Publisher: AK Press
Released: August 4, 2020
Since the 1960s, many radicals have had their eyes opened by the writing of Maurice Brinton. The most prolific writer of the British Solidarity group, which existed from 1961 to 1992, his work toppled countless dusty towers of standard leftist thinking. For Brinton, “actually existing socialism” did not, in fact, exist. It had to be created.
Brinton wrote with passion, clarity, and consistency on behalf of worker self-activity and self-management, and he decried those who reinforced passivity, apathy, cynicism, pecking orders, and alienation among workers. To him, this oppressive behavior was as prevalent among state socialists and communist parties as it was among capitalists, because it enabled rulers and would-be rulers of every political stripe to deceive and manipulate those in whose name they claimed to act. Today, when a new crop of so-called democratic socialists are seeking state power, allegedly on behalf of working people, Brinton’s work is as relevant as ever.
Praise for For Workers' Power
“An eloquent testimony to Maurice Brinton’s life and works ... The work he started and the vision he held are as valid now as they were fifty years ago. The struggle, as they say, continues, and there is much here that can inform that struggle.”
—Richard Alexander, author of Anarchists in the Spanish Civil War
“For Workers’ Power is a rousing collection of dozens of essays ... [that] permeate with an intensely critical eye toward how everyday working people have and can liberate themselves from the oppression, drudgery, and weight of capitalism, while avoiding what Brinton saw as pseudo- or counterrevolutionary methods of many leftists.”
—Dana Williams, International Labor and Working-Class History
Maurice Brinton (1923–2005) lived most of his life in London. He was a founding member of the Solidarity group and wrote some of the twentieth century’s most important critiques of authoritarian socialism.
David Goodway is a British historian.
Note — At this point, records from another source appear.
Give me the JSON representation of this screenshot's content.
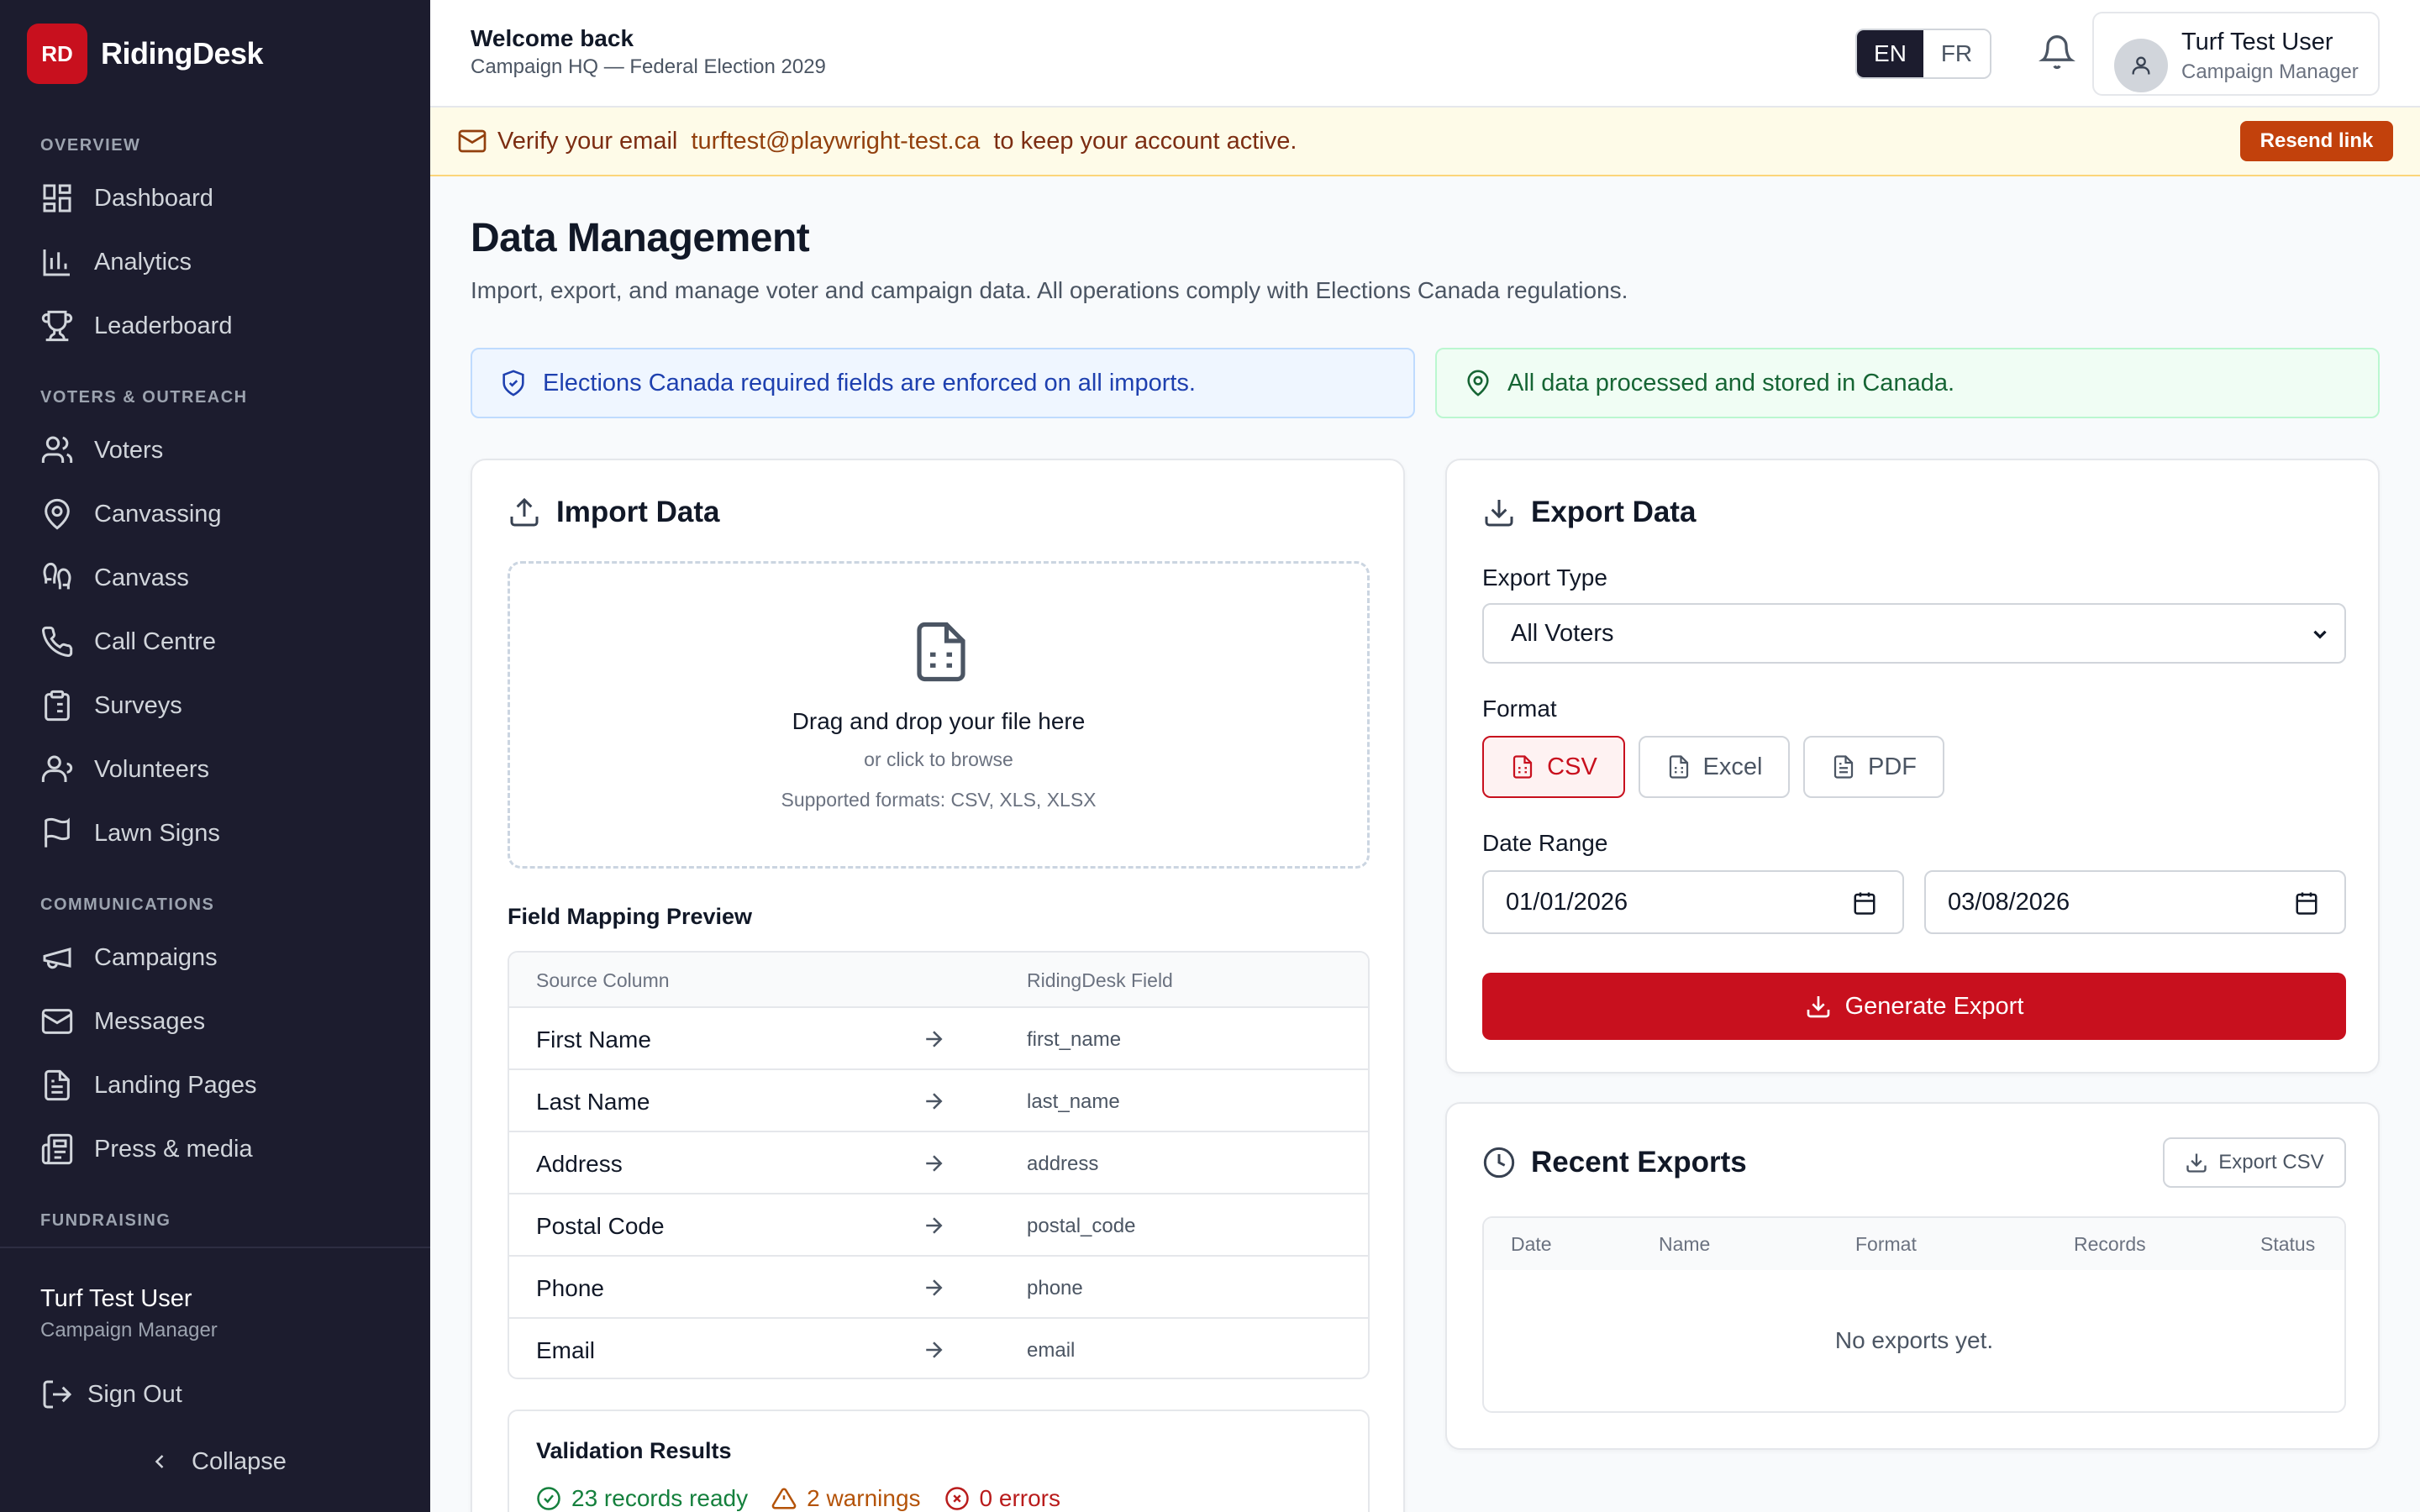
{
  "brand": {
    "logo_text": "RD",
    "name": "RidingDesk",
    "accent": "#c8101e"
  },
  "sidebar": {
    "sections": [
      {
        "label": "OVERVIEW"
      },
      {
        "label": "VOTERS & OUTREACH"
      },
      {
        "label": "COMMUNICATIONS"
      },
      {
        "label": "FUNDRAISING"
      }
    ],
    "items": [
      {
        "label": "Dashboard",
        "icon": "dashboard-icon"
      },
      {
        "label": "Analytics",
        "icon": "bar-chart-icon"
      },
      {
        "label": "Leaderboard",
        "icon": "trophy-icon"
      },
      {
        "label": "Voters",
        "icon": "users-icon"
      },
      {
        "label": "Canvassing",
        "icon": "map-pin-icon"
      },
      {
        "label": "Canvass",
        "icon": "footprints-icon"
      },
      {
        "label": "Call Centre",
        "icon": "phone-icon"
      },
      {
        "label": "Surveys",
        "icon": "clipboard-icon"
      },
      {
        "label": "Volunteers",
        "icon": "user-icon"
      },
      {
        "label": "Lawn Signs",
        "icon": "flag-icon"
      },
      {
        "label": "Campaigns",
        "icon": "megaphone-icon"
      },
      {
        "label": "Messages",
        "icon": "mail-icon"
      },
      {
        "label": "Landing Pages",
        "icon": "file-icon"
      },
      {
        "label": "Press & media",
        "icon": "newspaper-icon"
      }
    ],
    "user": {
      "name": "Turf Test User",
      "role": "Campaign Manager"
    },
    "sign_out": "Sign Out",
    "collapse": "Collapse"
  },
  "header": {
    "welcome": "Welcome back",
    "subtitle": "Campaign HQ — Federal Election 2029",
    "lang": {
      "en": "EN",
      "fr": "FR",
      "selected": "EN"
    },
    "user": {
      "name": "Turf Test User",
      "role": "Campaign Manager"
    }
  },
  "banner": {
    "prefix": "Verify your email ",
    "email": "turftest@playwright-test.ca",
    "suffix": " to keep your account active.",
    "button": "Resend link"
  },
  "main": {
    "title": "Data Management",
    "description": "Import, export, and manage voter and campaign data. All operations comply with Elections Canada regulations.",
    "notices": [
      {
        "text": "Elections Canada required fields are enforced on all imports.",
        "icon": "shield-check-icon"
      },
      {
        "text": "All data processed and stored in Canada.",
        "icon": "map-pin-icon"
      }
    ]
  },
  "import": {
    "title": "Import Data",
    "dropzone": {
      "title": "Drag and drop your file here",
      "sub": "or click to browse",
      "formats": "Supported formats: CSV, XLS, XLSX"
    },
    "field_mapping": {
      "title": "Field Mapping Preview",
      "headers": [
        "Source Column",
        "RidingDesk Field"
      ],
      "rows": [
        {
          "source": "First Name",
          "field": "first_name"
        },
        {
          "source": "Last Name",
          "field": "last_name"
        },
        {
          "source": "Address",
          "field": "address"
        },
        {
          "source": "Postal Code",
          "field": "postal_code"
        },
        {
          "source": "Phone",
          "field": "phone"
        },
        {
          "source": "Email",
          "field": "email"
        }
      ]
    },
    "validation": {
      "title": "Validation Results",
      "ready": "23 records ready",
      "warnings": "2 warnings",
      "errors": "0 errors"
    }
  },
  "export": {
    "title": "Export Data",
    "type_label": "Export Type",
    "type_value": "All Voters",
    "format_label": "Format",
    "formats": [
      "CSV",
      "Excel",
      "PDF"
    ],
    "selected_format": "CSV",
    "date_label": "Date Range",
    "date_from": "01/01/2026",
    "date_to": "03/08/2026",
    "generate": "Generate Export"
  },
  "recent": {
    "title": "Recent Exports",
    "export_csv": "Export CSV",
    "headers": [
      "Date",
      "Name",
      "Format",
      "Records",
      "Status"
    ],
    "empty": "No exports yet."
  }
}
His books include Anarchist Seeds beneath the Snow: Left-Libertarian Thought and British Writers from William Morris to Colin Ward.